By Glenn Naughton
As Mike Maccagnan and the New York Jets move forward in assembling their roster for the 2015 season, last year’s achilles heel on defense could wind up being one of the best in the NFL, but questions about the secondary still linger.
Importing free agent cornerbacks Darrelle Revis, Antonio Cromartie and Buster Skrine will move two of the top cornerbacks from last year’s roster, Dee Milliner and Dexter McDougle, down the depth chart and in to the trainers room. The group Maccagnan has put together removes any sense of urgency to rush either Milliner or McDougle back on to the field after spending last season on injured reserve.
With the corners locked up and ready to go, the biggest question mark in the Jets secondary becomes second year safety Calvin Pryor. A first round pick out of Louisville last season, the 18th overall selection struggled for much of the year in coverage while also leading the team in missed tackles with fifteen. While new secondary coach Joe Danna will work with Pryor and the rest of the defensive backs this season, Todd Bowles’ background as a player and defensive coordinator has some Jets fans feeling good about the youngster’s future, but are those fans jumping the gun?
A safety himself, the undrafted Bowles played 117 career NFL games for the Washington Redskins and San Francisco 49ers after spending his college years at Temple University. The rookie head coach will have his work cut out for him with Pryor, but working with a struggling young safety won’t be anything new for Bowles. Last season in Arizona he had another first round rookie in Deone Bucannon patrolling his secondary in a myriad of roles and the overall results weren’t encouraging.
Selected 27th overall in the first round, nine slots after the Jets took Pryor, Bucannon would see significant playing time for Bowles with the Cardinals.
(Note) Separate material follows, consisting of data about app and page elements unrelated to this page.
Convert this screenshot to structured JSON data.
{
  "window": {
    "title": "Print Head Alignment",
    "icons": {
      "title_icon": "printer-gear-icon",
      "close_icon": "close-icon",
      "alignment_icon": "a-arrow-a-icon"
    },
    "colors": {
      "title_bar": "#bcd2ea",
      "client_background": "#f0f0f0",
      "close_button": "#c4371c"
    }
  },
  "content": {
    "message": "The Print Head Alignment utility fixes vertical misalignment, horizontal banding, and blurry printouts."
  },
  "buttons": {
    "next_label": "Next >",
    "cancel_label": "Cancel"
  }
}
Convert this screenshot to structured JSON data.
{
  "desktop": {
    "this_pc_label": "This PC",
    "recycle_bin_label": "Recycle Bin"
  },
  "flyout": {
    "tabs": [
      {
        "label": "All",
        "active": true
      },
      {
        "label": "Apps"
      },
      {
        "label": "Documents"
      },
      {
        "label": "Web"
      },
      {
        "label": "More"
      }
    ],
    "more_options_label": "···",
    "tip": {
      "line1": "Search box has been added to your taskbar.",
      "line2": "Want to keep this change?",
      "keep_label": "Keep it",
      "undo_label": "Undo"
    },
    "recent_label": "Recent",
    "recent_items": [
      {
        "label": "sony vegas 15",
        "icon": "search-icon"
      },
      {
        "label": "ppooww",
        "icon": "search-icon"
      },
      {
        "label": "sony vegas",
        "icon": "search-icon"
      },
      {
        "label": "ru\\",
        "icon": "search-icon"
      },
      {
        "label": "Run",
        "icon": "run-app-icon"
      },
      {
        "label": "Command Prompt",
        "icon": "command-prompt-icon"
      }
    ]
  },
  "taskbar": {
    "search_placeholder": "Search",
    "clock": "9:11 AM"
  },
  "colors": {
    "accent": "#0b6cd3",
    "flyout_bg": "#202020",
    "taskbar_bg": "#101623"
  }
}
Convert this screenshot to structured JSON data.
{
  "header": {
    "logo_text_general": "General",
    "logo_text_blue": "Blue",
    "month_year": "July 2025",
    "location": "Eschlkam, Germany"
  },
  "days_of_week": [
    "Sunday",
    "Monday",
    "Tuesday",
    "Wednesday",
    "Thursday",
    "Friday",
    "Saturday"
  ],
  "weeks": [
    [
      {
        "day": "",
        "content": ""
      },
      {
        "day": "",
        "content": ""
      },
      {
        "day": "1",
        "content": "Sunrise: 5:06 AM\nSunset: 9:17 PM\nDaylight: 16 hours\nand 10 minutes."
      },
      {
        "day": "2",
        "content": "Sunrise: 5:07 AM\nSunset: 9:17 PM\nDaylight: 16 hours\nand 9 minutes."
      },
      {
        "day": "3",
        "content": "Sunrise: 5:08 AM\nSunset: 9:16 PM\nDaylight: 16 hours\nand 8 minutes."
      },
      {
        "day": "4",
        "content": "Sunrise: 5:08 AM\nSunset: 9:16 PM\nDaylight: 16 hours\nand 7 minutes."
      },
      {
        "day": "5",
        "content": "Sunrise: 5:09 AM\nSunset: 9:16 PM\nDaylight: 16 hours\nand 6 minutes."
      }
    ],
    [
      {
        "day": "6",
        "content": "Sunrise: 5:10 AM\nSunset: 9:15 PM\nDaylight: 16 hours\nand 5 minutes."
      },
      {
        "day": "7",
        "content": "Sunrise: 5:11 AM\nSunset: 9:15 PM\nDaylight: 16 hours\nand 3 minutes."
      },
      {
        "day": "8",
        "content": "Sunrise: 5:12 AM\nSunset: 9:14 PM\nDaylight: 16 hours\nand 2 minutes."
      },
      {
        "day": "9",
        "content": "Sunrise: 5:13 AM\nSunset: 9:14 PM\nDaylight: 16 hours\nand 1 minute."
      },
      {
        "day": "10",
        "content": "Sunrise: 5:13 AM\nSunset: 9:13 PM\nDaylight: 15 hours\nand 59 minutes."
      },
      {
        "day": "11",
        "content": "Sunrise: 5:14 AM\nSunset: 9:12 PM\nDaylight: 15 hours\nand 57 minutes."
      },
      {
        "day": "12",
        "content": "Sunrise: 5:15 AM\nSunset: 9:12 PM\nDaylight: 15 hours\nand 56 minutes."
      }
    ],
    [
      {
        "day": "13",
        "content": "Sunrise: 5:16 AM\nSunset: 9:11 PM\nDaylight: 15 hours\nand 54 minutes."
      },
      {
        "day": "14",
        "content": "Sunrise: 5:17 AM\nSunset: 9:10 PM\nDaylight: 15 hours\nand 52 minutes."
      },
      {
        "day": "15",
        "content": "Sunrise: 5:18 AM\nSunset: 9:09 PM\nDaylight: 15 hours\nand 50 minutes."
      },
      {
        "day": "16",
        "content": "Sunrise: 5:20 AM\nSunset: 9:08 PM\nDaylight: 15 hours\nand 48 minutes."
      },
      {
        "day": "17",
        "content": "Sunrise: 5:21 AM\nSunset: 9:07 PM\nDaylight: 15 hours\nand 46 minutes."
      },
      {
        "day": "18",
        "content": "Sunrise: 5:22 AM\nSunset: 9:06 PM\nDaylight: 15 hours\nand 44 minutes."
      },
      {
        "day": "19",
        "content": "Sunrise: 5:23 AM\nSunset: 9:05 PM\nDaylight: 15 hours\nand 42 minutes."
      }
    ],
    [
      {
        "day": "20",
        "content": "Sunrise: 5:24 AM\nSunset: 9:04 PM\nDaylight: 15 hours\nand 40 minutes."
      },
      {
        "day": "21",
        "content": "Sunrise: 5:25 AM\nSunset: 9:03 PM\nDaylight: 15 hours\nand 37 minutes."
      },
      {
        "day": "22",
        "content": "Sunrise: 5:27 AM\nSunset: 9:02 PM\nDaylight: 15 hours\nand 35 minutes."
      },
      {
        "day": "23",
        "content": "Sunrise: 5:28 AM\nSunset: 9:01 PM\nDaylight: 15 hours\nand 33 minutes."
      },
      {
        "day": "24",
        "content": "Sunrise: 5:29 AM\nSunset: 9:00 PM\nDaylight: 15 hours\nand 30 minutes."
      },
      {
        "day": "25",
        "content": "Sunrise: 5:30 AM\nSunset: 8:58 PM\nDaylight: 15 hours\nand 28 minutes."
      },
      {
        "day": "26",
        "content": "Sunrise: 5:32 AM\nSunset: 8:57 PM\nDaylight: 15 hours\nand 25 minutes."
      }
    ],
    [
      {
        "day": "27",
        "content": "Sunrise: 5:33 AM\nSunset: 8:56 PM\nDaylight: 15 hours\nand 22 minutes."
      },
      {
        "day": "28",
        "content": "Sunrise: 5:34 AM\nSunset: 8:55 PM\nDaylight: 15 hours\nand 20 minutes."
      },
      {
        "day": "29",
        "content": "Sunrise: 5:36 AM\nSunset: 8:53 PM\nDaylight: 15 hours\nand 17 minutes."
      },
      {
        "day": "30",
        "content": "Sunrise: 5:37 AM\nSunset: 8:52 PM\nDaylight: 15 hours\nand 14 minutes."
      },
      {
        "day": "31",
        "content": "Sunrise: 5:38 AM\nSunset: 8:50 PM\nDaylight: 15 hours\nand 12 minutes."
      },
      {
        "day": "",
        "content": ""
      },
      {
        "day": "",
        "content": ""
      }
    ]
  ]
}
Flanked by Patrick Peterson and Antonio Cromartie at the cornerback positions would have meant a heavy workload for Bucannon as Pryor teamed with Darrin Walls, Antonio Allen and undrafted rookie cornerback Marcus Williams.
While Bucannon was sometimes used in a non-traditional safety role as Bowles would utilize him as a “dime” linebacker, the strong safety who, like Pryor, came with a reputation as being strong against the run wasn’t much better against the ground game than against the pass.
According to NFL statistical website PFF.com, of the six rookie safeties who took part in at least 25% of their teams defensive plays, Bucannon graded out a distant sixth, behind Tre Boston of Carolina (5.6), Pryor (3.3), Bears rookie Brock Vereen (-0.8), Pierre Warren of the Saints (-1.5), Green Bay’s HaHa Clinton-Dix (-2.4) and then there was Bucannon (-12.4). While PFF’s numbers are far from scientific, they are reliable enough at this point that several outlets have cited the use of their data by player agents as well as some NFL head coaches and front offices in contract negotiations and player evaluation. That fact alone lends more credence to PFF data than some fans may be willing to accept.
Perhaps the most concerning aspect of PFF’s evaluation of Bucannon is the fact that his overall score placed him not only last among rookies, but 80th out of 85 NFL safeties this season, coupled with the fact that rather than showing progress, the youngster regressed over the season’s final six games. A look at the Cardinals final three regular season games and round one playoff loss show Bucannon earning four of his seven total negative grades on the season with each one being slightly worse than the week before. Pryor on the other hand was credited an average or above average rating in all but one contest, the Jets’ week four matchup against the Detroit Lions.
Neither player was regarded as being particularly strong against the pass and both were exploited throughout the season. Pryor of course faced fewer opportunities as opposing quarterbacks had little reason to throw away from Jets cornerbacks. As a result, he had just 19 passes thrown to a receiver in which the primary defender. The result was a 78.9% completion percentage as quarterbacks connected on fifteen of those attempts. Bucannon on the other hand was targeted 51 times, 43 of which resulted in a completion. The 84.3% completion percentage would rank Bucannon dead last in the NFL among safeties who played at least 450 snaps.
Against the run, each player’s supposed strong suit, Pryor earned an overall positive grade of 2.6, while Bucannon finished up at -6.4, again placing him 80th among NFL safeties, and last among rookies.
So while both players are still in the infancy of their NFL careers, a side by side comparison of the two struggling rookies and their on-field results may give some Jets fans pause in the assumption that simply having Bowles present will be a quick-fix for Pryor. However, the overall success of Bowles’ secondary despite Bucannon’s struggles should mean no shortage of optimism for a defense that added a pair of shutdown corners that will allow Bowles to make the Jets defense a safe bet to be blitz-happy once again.